Tuesday, 7 February 2012

Benjamin Shaw - There’s Always Hope, There’s Always Cabernet

Audio Antihero Records, November ‘11

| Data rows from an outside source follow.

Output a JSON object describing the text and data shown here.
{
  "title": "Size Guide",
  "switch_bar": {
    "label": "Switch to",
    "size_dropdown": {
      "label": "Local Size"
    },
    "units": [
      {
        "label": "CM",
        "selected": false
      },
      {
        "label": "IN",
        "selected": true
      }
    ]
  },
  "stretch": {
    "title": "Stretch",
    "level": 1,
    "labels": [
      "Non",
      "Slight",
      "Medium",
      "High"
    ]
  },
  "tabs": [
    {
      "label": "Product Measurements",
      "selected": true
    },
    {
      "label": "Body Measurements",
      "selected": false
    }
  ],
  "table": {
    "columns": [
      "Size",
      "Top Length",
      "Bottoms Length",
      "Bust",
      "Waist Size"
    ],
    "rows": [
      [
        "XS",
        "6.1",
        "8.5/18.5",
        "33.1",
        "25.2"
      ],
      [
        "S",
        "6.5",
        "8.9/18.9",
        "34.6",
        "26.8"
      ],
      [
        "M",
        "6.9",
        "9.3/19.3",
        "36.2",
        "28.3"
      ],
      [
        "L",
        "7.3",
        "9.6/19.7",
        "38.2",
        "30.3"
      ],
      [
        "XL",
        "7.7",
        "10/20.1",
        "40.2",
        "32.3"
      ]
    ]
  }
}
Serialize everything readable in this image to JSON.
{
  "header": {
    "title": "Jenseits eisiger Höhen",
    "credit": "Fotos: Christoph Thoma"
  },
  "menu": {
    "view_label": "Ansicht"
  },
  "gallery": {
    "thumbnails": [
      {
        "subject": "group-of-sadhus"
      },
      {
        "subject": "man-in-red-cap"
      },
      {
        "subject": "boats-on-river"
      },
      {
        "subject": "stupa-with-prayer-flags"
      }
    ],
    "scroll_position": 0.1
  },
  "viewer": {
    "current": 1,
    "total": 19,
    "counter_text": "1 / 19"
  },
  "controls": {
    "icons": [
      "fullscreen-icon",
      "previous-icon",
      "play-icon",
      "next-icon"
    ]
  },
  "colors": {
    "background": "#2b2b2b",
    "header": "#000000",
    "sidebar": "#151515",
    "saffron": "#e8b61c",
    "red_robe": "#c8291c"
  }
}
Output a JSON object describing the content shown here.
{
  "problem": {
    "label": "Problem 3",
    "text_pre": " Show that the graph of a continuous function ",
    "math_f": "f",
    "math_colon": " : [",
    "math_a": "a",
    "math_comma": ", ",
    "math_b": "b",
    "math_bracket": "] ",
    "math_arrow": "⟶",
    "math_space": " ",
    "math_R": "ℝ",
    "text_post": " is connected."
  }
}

In much the same ways as a wise old man might sit down by a fire and impart his wisdom, Benjamin Shaw uses ‘There’s Always Hope…’ to tell tales of everyday trials and tribulations with flair and a humorous sense of gravity. ‘Interview’ details the inevitability of stressing out about a job interview, knowing that even if you got the job it’d only make you more miserable. His self-deprecating humour is one of the reasons this never even begins to sound like the work of ‘just another bloke’ with an acoustic guitar, no mean feat when you’re a bloke with an acoustic guitar making music. He may be keen on chaotic clamour, but you’d be a fool to let Shaw’s talent for melodies pass you by. These melodies sink their claws into you, refusing to let go as they ride the ebb and swell of the surrounding fuzzy mess. That’s not to say that we’ve not been shown this talent before, the opening track on his EP ‘I Got the Pox, the Pox Is What I Got’ gives us over a minute of beeping and unintelligible voices, before the gentle guitar strumming begins and his characteristically heart-wrenching, yet simple, lines are mumbled out. It could be suggested that Shaw is trying to disguise an ability to make very listenable and pleasant music, behind a barrier of noise and dissonance. But that would be unfair and inaccurate at best. The droning and creaking that begins ‘HULK’, the closing track of ‘There’s Always Hope, There’s Always Cabernet’, only adds to its absolute, aching beauty. This track pulls at you, it’s addictive and there’s a bizarre sense of joy permeating through the pain. And as Shaw declares in his dejected but strangely powerful voice that “I can’t control…what it does to me”, you’ll begin to wish that not only is there hope and cabernet, there’s also more to come from this (self-confessed) ‘singer-songwanker’.
Buy it